RECORDED INFORMATION below:

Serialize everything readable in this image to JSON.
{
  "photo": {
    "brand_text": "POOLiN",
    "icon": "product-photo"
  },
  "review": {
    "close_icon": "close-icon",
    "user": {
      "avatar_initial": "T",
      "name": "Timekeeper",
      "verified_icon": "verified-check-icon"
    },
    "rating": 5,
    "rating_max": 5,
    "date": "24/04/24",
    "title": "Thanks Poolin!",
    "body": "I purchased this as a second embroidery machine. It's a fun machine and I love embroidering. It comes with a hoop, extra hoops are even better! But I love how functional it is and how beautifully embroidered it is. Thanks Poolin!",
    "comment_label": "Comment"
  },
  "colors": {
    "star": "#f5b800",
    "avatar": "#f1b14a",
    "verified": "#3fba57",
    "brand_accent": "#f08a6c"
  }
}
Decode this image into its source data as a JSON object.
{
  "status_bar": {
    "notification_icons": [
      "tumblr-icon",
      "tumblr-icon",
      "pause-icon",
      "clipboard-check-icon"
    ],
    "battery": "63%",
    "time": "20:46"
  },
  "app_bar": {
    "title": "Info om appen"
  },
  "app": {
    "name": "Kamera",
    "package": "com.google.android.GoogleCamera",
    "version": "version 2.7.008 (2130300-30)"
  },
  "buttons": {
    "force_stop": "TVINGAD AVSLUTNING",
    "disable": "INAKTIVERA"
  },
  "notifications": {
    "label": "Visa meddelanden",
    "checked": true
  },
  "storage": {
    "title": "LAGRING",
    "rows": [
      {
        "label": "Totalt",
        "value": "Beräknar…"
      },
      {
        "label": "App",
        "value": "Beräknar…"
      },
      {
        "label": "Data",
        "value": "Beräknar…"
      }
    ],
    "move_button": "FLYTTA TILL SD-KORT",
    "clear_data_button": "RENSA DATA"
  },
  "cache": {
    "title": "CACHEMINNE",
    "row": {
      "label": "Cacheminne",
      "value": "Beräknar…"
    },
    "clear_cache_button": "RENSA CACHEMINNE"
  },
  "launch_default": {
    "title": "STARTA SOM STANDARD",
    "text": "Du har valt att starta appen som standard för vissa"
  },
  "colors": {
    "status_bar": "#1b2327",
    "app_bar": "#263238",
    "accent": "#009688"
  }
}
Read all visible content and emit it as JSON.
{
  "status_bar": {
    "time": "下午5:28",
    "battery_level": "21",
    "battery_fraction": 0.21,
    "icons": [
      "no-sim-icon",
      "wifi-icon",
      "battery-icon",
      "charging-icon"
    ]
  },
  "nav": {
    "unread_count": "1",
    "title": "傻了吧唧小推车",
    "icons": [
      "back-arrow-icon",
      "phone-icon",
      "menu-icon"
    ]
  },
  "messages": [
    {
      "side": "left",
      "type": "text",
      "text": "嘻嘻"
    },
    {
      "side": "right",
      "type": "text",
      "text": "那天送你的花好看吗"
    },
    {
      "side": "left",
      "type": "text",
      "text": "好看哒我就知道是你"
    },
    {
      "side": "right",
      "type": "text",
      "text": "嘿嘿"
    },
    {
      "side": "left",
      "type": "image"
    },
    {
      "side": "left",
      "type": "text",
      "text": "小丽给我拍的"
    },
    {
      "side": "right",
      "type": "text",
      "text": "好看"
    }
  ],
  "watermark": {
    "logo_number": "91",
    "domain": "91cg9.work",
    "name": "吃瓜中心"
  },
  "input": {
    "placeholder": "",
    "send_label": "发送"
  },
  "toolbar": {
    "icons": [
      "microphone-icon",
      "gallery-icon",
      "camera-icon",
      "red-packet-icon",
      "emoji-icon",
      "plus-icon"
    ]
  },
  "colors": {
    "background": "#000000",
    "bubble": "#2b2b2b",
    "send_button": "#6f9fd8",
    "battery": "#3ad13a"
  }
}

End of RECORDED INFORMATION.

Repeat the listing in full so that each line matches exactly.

- _ANSWER TO THE EXERCISE_
Serialize everything readable in this image to JSON.
{
  "photo": {
    "brand_text": "POOLiN",
    "icon": "product-photo"
  },
  "review": {
    "close_icon": "close-icon",
    "user": {
      "avatar_initial": "T",
      "name": "Timekeeper",
      "verified_icon": "verified-check-icon"
    },
    "rating": 5,
    "rating_max": 5,
    "date": "24/04/24",
    "title": "Thanks Poolin!",
    "body": "I purchased this as a second embroidery machine. It's a fun machine and I love embroidering. It comes with a hoop, extra hoops are even better! But I love how functional it is and how beautifully embroidered it is. Thanks Poolin!",
    "comment_label": "Comment"
  },
  "colors": {
    "star": "#f5b800",
    "avatar": "#f1b14a",
    "verified": "#3fba57",
    "brand_accent": "#f08a6c"
  }
}
Decode this image into its source data as a JSON object.
{
  "status_bar": {
    "notification_icons": [
      "tumblr-icon",
      "tumblr-icon",
      "pause-icon",
      "clipboard-check-icon"
    ],
    "battery": "63%",
    "time": "20:46"
  },
  "app_bar": {
    "title": "Info om appen"
  },
  "app": {
    "name": "Kamera",
    "package": "com.google.android.GoogleCamera",
    "version": "version 2.7.008 (2130300-30)"
  },
  "buttons": {
    "force_stop": "TVINGAD AVSLUTNING",
    "disable": "INAKTIVERA"
  },
  "notifications": {
    "label": "Visa meddelanden",
    "checked": true
  },
  "storage": {
    "title": "LAGRING",
    "rows": [
      {
        "label": "Totalt",
        "value": "Beräknar…"
      },
      {
        "label": "App",
        "value": "Beräknar…"
      },
      {
        "label": "Data",
        "value": "Beräknar…"
      }
    ],
    "move_button": "FLYTTA TILL SD-KORT",
    "clear_data_button": "RENSA DATA"
  },
  "cache": {
    "title": "CACHEMINNE",
    "row": {
      "label": "Cacheminne",
      "value": "Beräknar…"
    },
    "clear_cache_button": "RENSA CACHEMINNE"
  },
  "launch_default": {
    "title": "STARTA SOM STANDARD",
    "text": "Du har valt att starta appen som standard för vissa"
  },
  "colors": {
    "status_bar": "#1b2327",
    "app_bar": "#263238",
    "accent": "#009688"
  }
}
Read all visible content and emit it as JSON.
{
  "status_bar": {
    "time": "下午5:28",
    "battery_level": "21",
    "battery_fraction": 0.21,
    "icons": [
      "no-sim-icon",
      "wifi-icon",
      "battery-icon",
      "charging-icon"
    ]
  },
  "nav": {
    "unread_count": "1",
    "title": "傻了吧唧小推车",
    "icons": [
      "back-arrow-icon",
      "phone-icon",
      "menu-icon"
    ]
  },
  "messages": [
    {
      "side": "left",
      "type": "text",
      "text": "嘻嘻"
    },
    {
      "side": "right",
      "type": "text",
      "text": "那天送你的花好看吗"
    },
    {
      "side": "left",
      "type": "text",
      "text": "好看哒我就知道是你"
    },
    {
      "side": "right",
      "type": "text",
      "text": "嘿嘿"
    },
    {
      "side": "left",
      "type": "image"
    },
    {
      "side": "left",
      "type": "text",
      "text": "小丽给我拍的"
    },
    {
      "side": "right",
      "type": "text",
      "text": "好看"
    }
  ],
  "watermark": {
    "logo_number": "91",
    "domain": "91cg9.work",
    "name": "吃瓜中心"
  },
  "input": {
    "placeholder": "",
    "send_label": "发送"
  },
  "toolbar": {
    "icons": [
      "microphone-icon",
      "gallery-icon",
      "camera-icon",
      "red-packet-icon",
      "emoji-icon",
      "plus-icon"
    ]
  },
  "colors": {
    "background": "#000000",
    "bubble": "#2b2b2b",
    "send_button": "#6f9fd8",
    "battery": "#3ad13a"
  }
}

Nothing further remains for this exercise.